Twenty percent of Latinos in Arizona don’t have health insurance, according to census five-year estimates. Undocumented immigrants only have access to emergency health services. For example: this means low-income undocumented pregnant women could go without prenatal care unless they rely on clinics with sliding scale fees.
And it’s important to consider that immigrants with documentation also face time period restrictions to access the state’s Medicaid insurance for low-income families.
Lack of insurance extends to other areas: families without legal status don’t have access to affordable mental health services. On top of that, there is a shortage of culturally appropriate services.
There are also few spaces and resources to release the stress and anxiety associated with the pandemic, which is compounded with other ongoing problems: deportation, family members in detention, the future of DACA and/or an already vulnerable health condition.
Immigrant communities have historically faced stressors that impact their physical well-being and their mental health, including intergenerational trauma that is passed from parents to children.
COVID-19 has been putting pressure on a blister these communities were already feeling at the intersection of healthcare inequalities, systemic racism and discrimination. But the pandemic has also underscored the resourcefulness and capacity for resilience within communities of color and indigenous and immigrant communities through the building of networks of mutual-aid.
In Arizona, diverse collectives are organizing healing circles, training for healers within indigenous, Afro and Latin American traditions, and culturally sensitive training for mental health therapists. In the time of social distancing organizations like Healing in Resistance, led by healer and activist Francisca Porchas, have been hosting bilingual webinars addressing issues such as secondary trauma for immigration advocates and grief.
For my 2020 National Fellowship project I will research –primarily in Arizona– how indigenous, immigrant communities and people of color have been organizing before and during the pandemic in communities of care to find support and healing –rooted in social justice. How healing is defined depends on who you ask.
I will be exploring the concept of healing justice, a political framework that resonates between different collectives across the country. The concept was co-created by Cara Page, a Black feminist queer organizer, and the Kindred Healing Justice Collective, a southeastern network of healing intervening on violence and generational trauma within Black communities. The framework of healing justice bridges “healing and social justice work between migrant and gender justice, LGBTQI liberation, and reproductive and transformative justice movements.”

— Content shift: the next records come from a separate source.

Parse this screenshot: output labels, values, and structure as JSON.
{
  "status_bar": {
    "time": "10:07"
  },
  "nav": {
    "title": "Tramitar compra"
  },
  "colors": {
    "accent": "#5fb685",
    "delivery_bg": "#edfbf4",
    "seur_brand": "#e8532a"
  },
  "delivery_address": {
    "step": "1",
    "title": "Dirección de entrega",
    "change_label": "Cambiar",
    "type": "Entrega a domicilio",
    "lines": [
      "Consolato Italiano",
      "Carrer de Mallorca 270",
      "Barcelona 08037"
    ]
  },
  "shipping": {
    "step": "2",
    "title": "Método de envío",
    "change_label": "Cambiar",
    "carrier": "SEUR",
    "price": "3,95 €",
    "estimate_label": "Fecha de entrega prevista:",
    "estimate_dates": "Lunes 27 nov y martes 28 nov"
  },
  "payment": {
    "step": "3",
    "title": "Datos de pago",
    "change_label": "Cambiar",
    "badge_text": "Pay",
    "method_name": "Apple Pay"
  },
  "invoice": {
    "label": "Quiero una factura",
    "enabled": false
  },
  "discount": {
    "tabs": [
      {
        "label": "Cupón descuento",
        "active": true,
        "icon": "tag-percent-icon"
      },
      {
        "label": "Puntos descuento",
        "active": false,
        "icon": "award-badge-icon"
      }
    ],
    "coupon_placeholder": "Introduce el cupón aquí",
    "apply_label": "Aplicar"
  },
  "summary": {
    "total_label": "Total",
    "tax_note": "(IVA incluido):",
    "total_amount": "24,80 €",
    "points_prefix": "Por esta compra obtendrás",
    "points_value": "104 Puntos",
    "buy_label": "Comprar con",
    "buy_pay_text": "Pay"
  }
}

In Detroit, for example collectives like Healing by Choice! are grounded on healing justice.
"Those most impacted by systematic racism and bodies most devalued, the people in groups at the margins, basically with little power, importance or influence in a capitalistic system, have always needed to create communities of care because they are either ignored or harmed by that same system,” said Adela Nieves Martinez, the founder of Healing by Choice! Martinez explained that migrant, transgender and disabled communities, just to name a few, have always been at the forefront of organizing because they had no choice. “When those tasked with caring for us are doing the most harm, we learn how to take care of ourselves."
I will report on the role that ancestral traditions, culture, art and communities of care play in addressing the impact of collective trauma, toxic stress, structural discrimination and racism. This will include topics such as: The access to mental health services for children and families that have experienced immigration detention; pregnancy and maternal health during the pandemic; and how reconnecting with traditional and indigenous forms of healing is part of strengthening their community's well-being.